Berkeley BioE ranked 6th in the nation!

Berkeley BioE ranked 6th in the nation!

The Berkeley Bioengineering undergraduate program has been ranked #6 among U.S. undergraduate bioengineering programs, by US News & World Report. This is our highest ranking yet, as Berkeley BioE continues our climb to the top!

Cannabis researchers seek to unlock the healing power of pot

Cannabis researchers seek to unlock the healing power of pot

Alumni-founded company Lygos is featured in the Wall Street Journal for their efforts to produce targeted cannabinoid compounds through synthetic biology.

I’m a Bioengineer

Ori Hoxha

Ori Hoxha

Research Associate, Protein Fluidics, Inc.
BS Bioengineering, 2016

My role is to provide an interface between the different realms that need to be crossed to take our device to market, namely the biochemistry and the microfluidics.

“Berkeley Bioengineering enabled me, through hands-on research experience and by being able to take classes across different departments, to create a balanced profile, something critical for being constructive in a small start-up.”

Supada Sritanyaratana

Supada Sritanyaratana

Clinical Demand and Supply Leader, Genentech
BS Bioengineering, 2013

I predict how much medicine we need to produce to ensure that we have enough medicine for the patients in our clinical trials. Currently, I am managing the global supply of a new Alzheimer’s drug and a Macular Degeneration (blindness) drug.

“When I’m faced with a new problem, I take a step back to brainstorm multiple possible solutions from different perspectives choose the solution that makes sense for the greater whole by empathizing with all of the stakeholders.”

Upcoming events:

  • Plastics: How Did We Get Here, and What's Next?

    September 17, 2021, 2–3 p.m.

    180 Tan Hall

    Prof. Ting Xu, UC Berkeley, Materials Science & Engineering

    Future technologies depend on the development of functional materials having: (1) hierarchical structures spanning multi-length scale down to the molecular level, (2) built-in functionalities (biological, optical, electronic, magnetic properties), (3) superior selectivity with sensitivities comparable to what we find in nature, (4) responsiveness to external stimuli. These require one to...

  • Chemogenetic and optogenetic technologies for probing molecular and cellular networks
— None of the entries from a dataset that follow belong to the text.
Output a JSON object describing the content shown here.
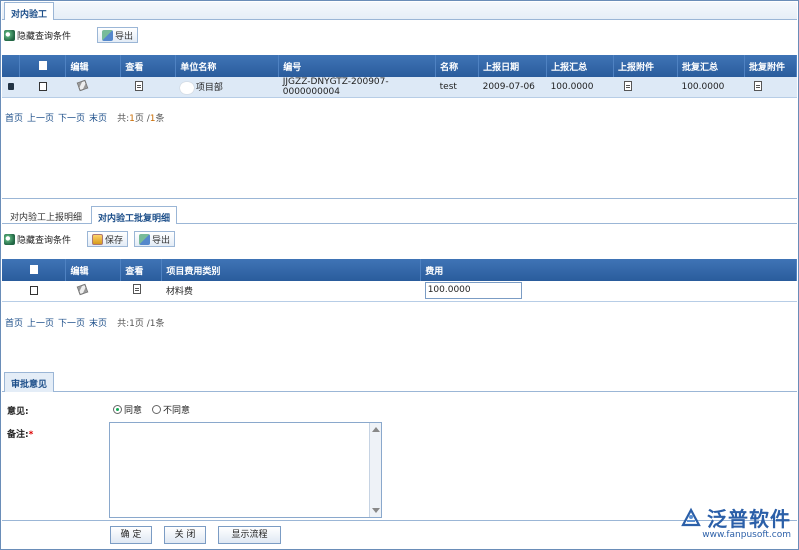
{
  "top_tab": {
    "label": "对内验工"
  },
  "toolbar1": {
    "hide_query": "隐藏查询条件",
    "export": "导出"
  },
  "grid1": {
    "headers": [
      "",
      "编辑",
      "查看",
      "单位名称",
      "编号",
      "名称",
      "上报日期",
      "上报汇总",
      "上报附件",
      "批复汇总",
      "批复附件"
    ],
    "row": {
      "unit": "项目部",
      "code": "JJGZZ-DNYGTZ-200907-0000000004",
      "name": "test",
      "date": "2009-07-06",
      "report_total": "100.0000",
      "approve_total": "100.0000"
    }
  },
  "pager1": {
    "first": "首页",
    "prev": "上一页",
    "next": "下一页",
    "last": "末页",
    "total_prefix": "共:",
    "pages": "1",
    "page_unit": "页",
    "slash": "/",
    "count": "1",
    "count_unit": "条"
  },
  "sub_tabs": {
    "tab1": "对内验工上报明细",
    "tab2": "对内验工批复明细"
  },
  "toolbar2": {
    "hide_query": "隐藏查询条件",
    "save": "保存",
    "export": "导出"
  },
  "grid2": {
    "headers": [
      "",
      "编辑",
      "查看",
      "项目费用类别",
      "费用"
    ],
    "row": {
      "category": "材料费",
      "fee": "100.0000"
    }
  },
  "pager2": {
    "first": "首页",
    "prev": "上一页",
    "next": "下一页",
    "last": "末页",
    "total_prefix": "共:",
    "pages": "1",
    "page_unit": "页",
    "slash": "/",
    "count": "1",
    "count_unit": "条"
  },
  "approval": {
    "tab": "审批意见",
    "opinion_label": "意见:",
    "agree": "同意",
    "disagree": "不同意",
    "remark_label": "备注:",
    "remark_required": "*",
    "remark_value": ""
  },
  "buttons": {
    "confirm": "确 定",
    "close": "关 闭",
    "show_flow": "显示流程"
  },
  "brand": {
    "name": "泛普软件",
    "url": "www.fanpusoft.com",
    "color": "#2b5fa8"
  }
}
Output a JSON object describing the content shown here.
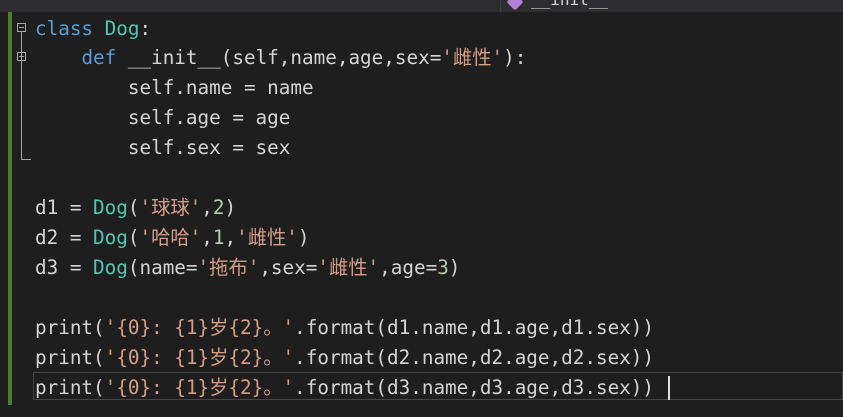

    September 20, 2021, 4–5 p.m.

    105 Stanley Hall

    Alice Ting, Stanford University

    I will describe recent work on scalable, single-cell molecular recorders of past cellular events; proximity labeling for the study of protein trafficking and RNA binding proteins; and other molecular technologies under development.

  • McNair Scholars Info Session

    September 21, 2021, 1–2:30 p.m. Meeting ID: 941 9393 8512 Passcode: McNair

    Juan Esteva, McNair Scholars Program

    McNair Scholars Program is committed to fostering the academic self-efficacy of marginalized students. Whether low-income, first-generation, or otherwise underrepresented, the McNair Program provides an intersectional home for students who are often academically disenfranchised. Each year, up to 30 McNair Scholars are selected to participate in the program, which takes place throughout the...

  • Exploiting Automatic Image Processing and In-situ Transmission Electron Microscopy to Understand the Stability of Supported Nanoparticles

    September 24, 2021, 2–3 p.m.

    180 Tan Hall

    Prof. Eric A. Stach, Univ of Pennsylvania, MSE

    The activity and lifetime of heterogeneous catalysts are intimately linked with their structural stability in reactive environments. However, it can be challenging to understand and predict how reactive environments lead to nanoparticle coarsening via center of mass motion and Ostwald ripening and how evaporation can lead to mass loss. In the first part of the presentation, I will demonstrate...

UC Berkeley Department of Bioengineering